Description of the task: When a line of the entries contains "false", please list that line.

(Stored items)
+++

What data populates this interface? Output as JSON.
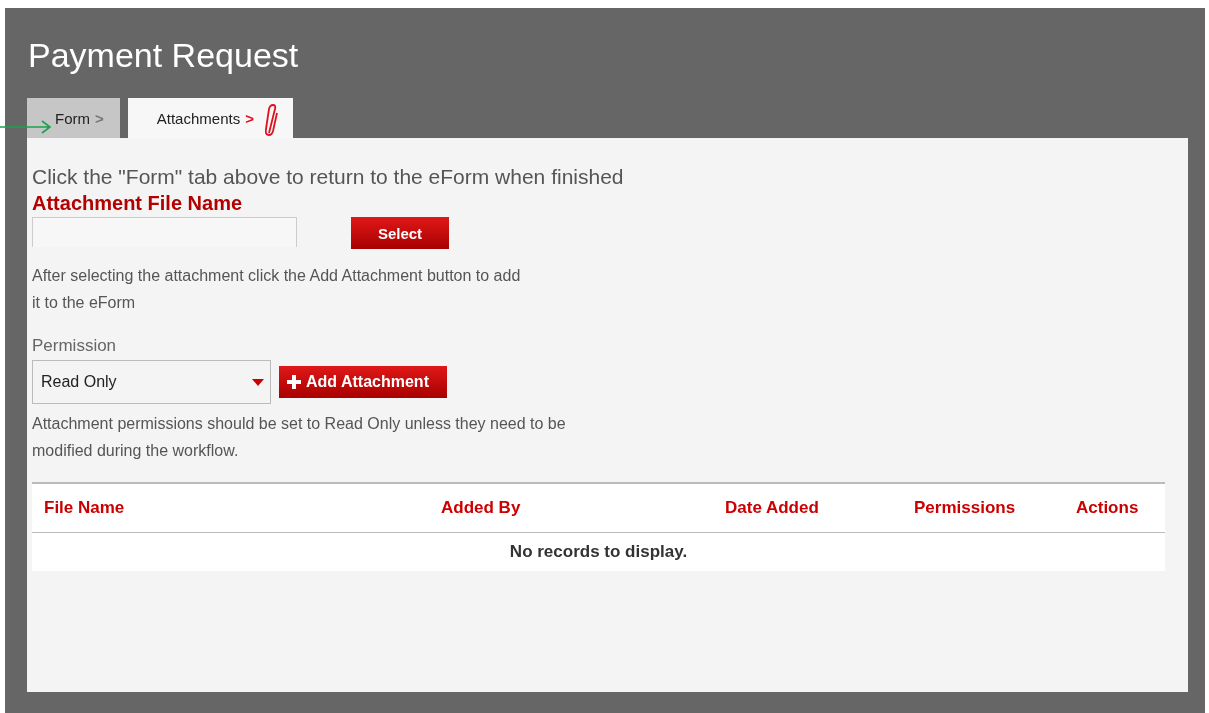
{
  "window": {
    "title": "Payment Request"
  },
  "tabs": [
    {
      "label": "Form",
      "selected": false,
      "chevron": ">",
      "attachment_icon": false
    },
    {
      "label": "Attachments",
      "selected": true,
      "chevron": ">",
      "attachment_icon": true
    }
  ],
  "instruction": "Click the \"Form\" tab above to return to the eForm when finished",
  "file_field": {
    "label": "Attachment File Name",
    "button": "Select"
  },
  "add_help": "After selecting the attachment click the Add Attachment button to add it to the eForm",
  "permission": {
    "label": "Permission",
    "value": "Read Only",
    "button": "Add Attachment"
  },
  "permission_help": "Attachment permissions should be set to Read Only unless they need to be modified during the workflow.",
  "table": {
    "columns": [
      "File Name",
      "Added By",
      "Date Added",
      "Permissions",
      "Actions"
    ],
    "empty_message": "No records to display."
  }
}
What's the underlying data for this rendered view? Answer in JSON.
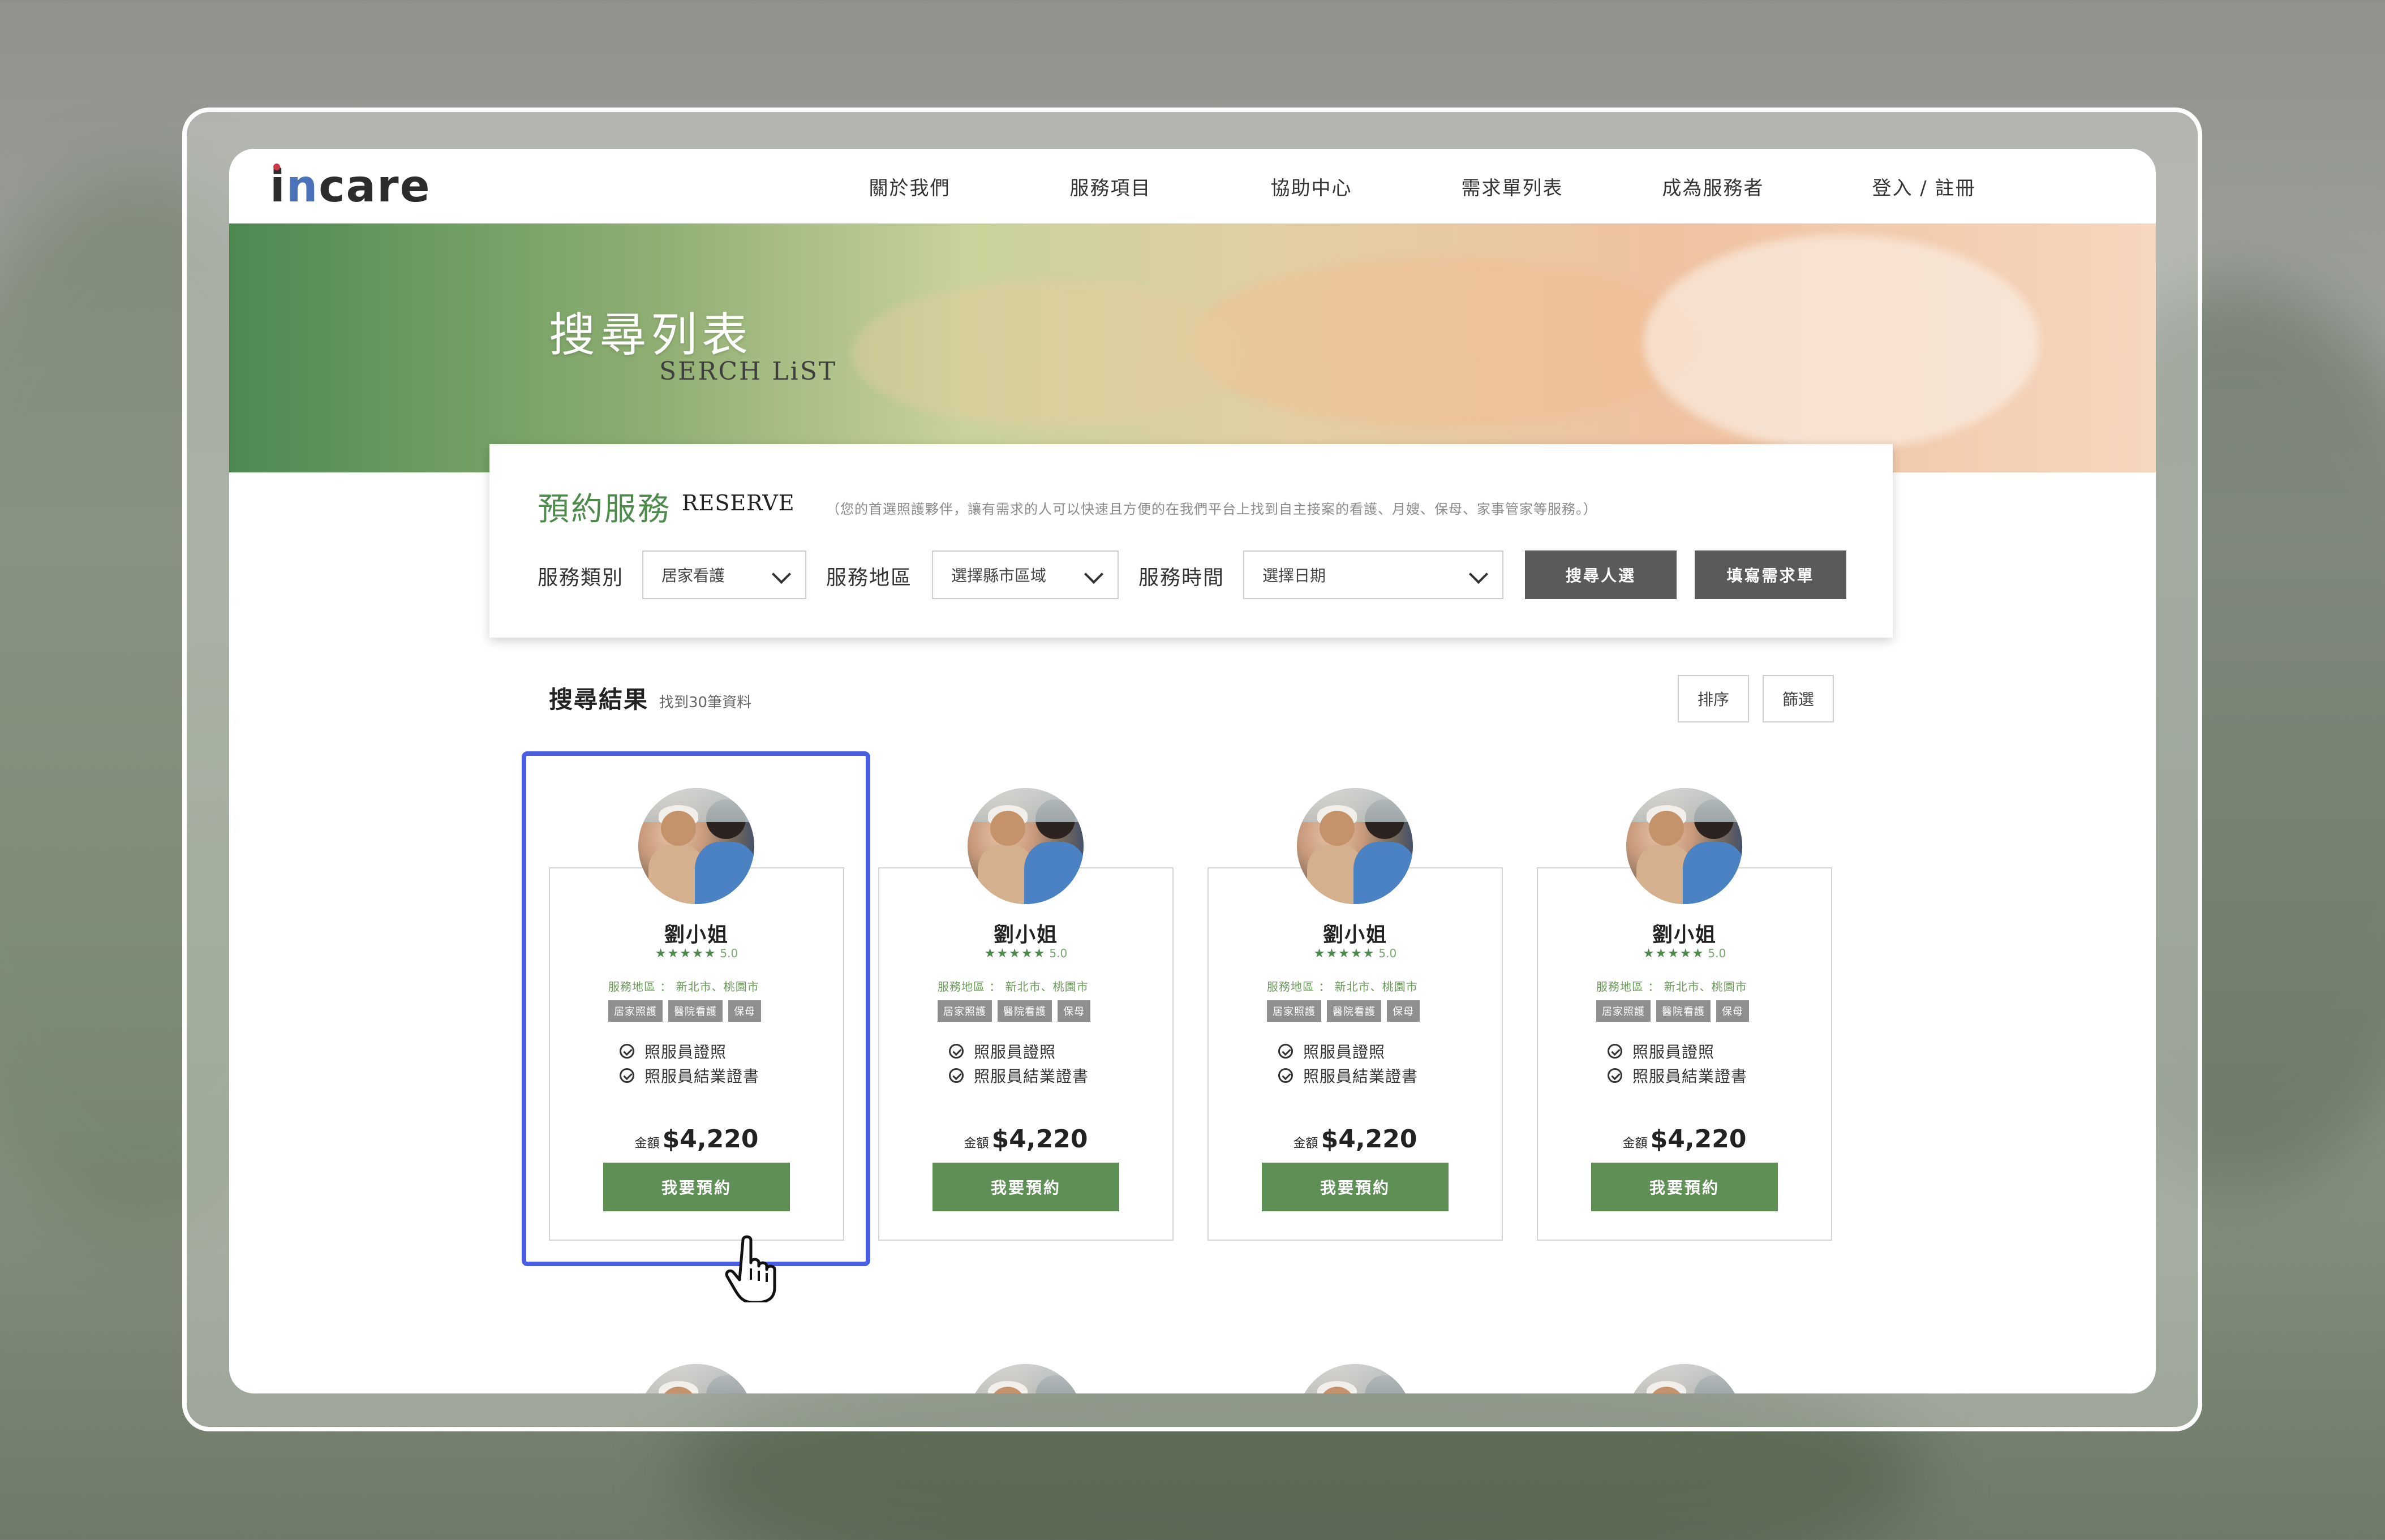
{
  "logo": {
    "i": "i",
    "n": "n",
    "rest": " care"
  },
  "nav": [
    "關於我們",
    "服務項目",
    "協助中心",
    "需求單列表",
    "成為服務者",
    "登入 / 註冊"
  ],
  "hero": {
    "title": "搜尋列表",
    "subtitle": "SERCH LiST"
  },
  "reserve": {
    "title": "預約服務",
    "title_en": "RESERVE",
    "note": "（您的首選照護夥伴，讓有需求的人可以快速且方便的在我們平台上找到自主接案的看護、月嫂、保母、家事管家等服務。）",
    "fields": [
      {
        "label": "服務類別",
        "value": "居家看護"
      },
      {
        "label": "服務地區",
        "value": "選擇縣市區域"
      },
      {
        "label": "服務時間",
        "value": "選擇日期"
      }
    ],
    "btn_search": "搜尋人選",
    "btn_fill": "填寫需求單"
  },
  "results": {
    "title": "搜尋結果",
    "count": "找到30筆資料",
    "sort": "排序",
    "filter": "篩選"
  },
  "cards": [
    {
      "name": "劉小姐",
      "stars": "★★★★★",
      "rating": "5.0",
      "area": "服務地區 ： 新北市、桃園市",
      "tags": [
        "居家照護",
        "醫院看護",
        "保母"
      ],
      "certs": [
        "照服員證照",
        "照服員結業證書"
      ],
      "price_label": "金額",
      "price": "$4,220",
      "btn": "我要預約"
    },
    {
      "name": "劉小姐",
      "stars": "★★★★★",
      "rating": "5.0",
      "area": "服務地區 ： 新北市、桃園市",
      "tags": [
        "居家照護",
        "醫院看護",
        "保母"
      ],
      "certs": [
        "照服員證照",
        "照服員結業證書"
      ],
      "price_label": "金額",
      "price": "$4,220",
      "btn": "我要預約"
    },
    {
      "name": "劉小姐",
      "stars": "★★★★★",
      "rating": "5.0",
      "area": "服務地區 ： 新北市、桃園市",
      "tags": [
        "居家照護",
        "醫院看護",
        "保母"
      ],
      "certs": [
        "照服員證照",
        "照服員結業證書"
      ],
      "price_label": "金額",
      "price": "$4,220",
      "btn": "我要預約"
    },
    {
      "name": "劉小姐",
      "stars": "★★★★★",
      "rating": "5.0",
      "area": "服務地區 ： 新北市、桃園市",
      "tags": [
        "居家照護",
        "醫院看護",
        "保母"
      ],
      "certs": [
        "照服員證照",
        "照服員結業證書"
      ],
      "price_label": "金額",
      "price": "$4,220",
      "btn": "我要預約"
    }
  ],
  "colors": {
    "accent_green": "#5e8f55",
    "highlight_blue": "#4a5fe0",
    "dark_button": "#5a5a5a"
  },
  "icons": {
    "chevron": "chevron-down-icon",
    "check": "check-circle-icon",
    "cursor": "hand-pointer-icon"
  }
}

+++

Completed task:
      "selected": false,
      "attachment_icon": false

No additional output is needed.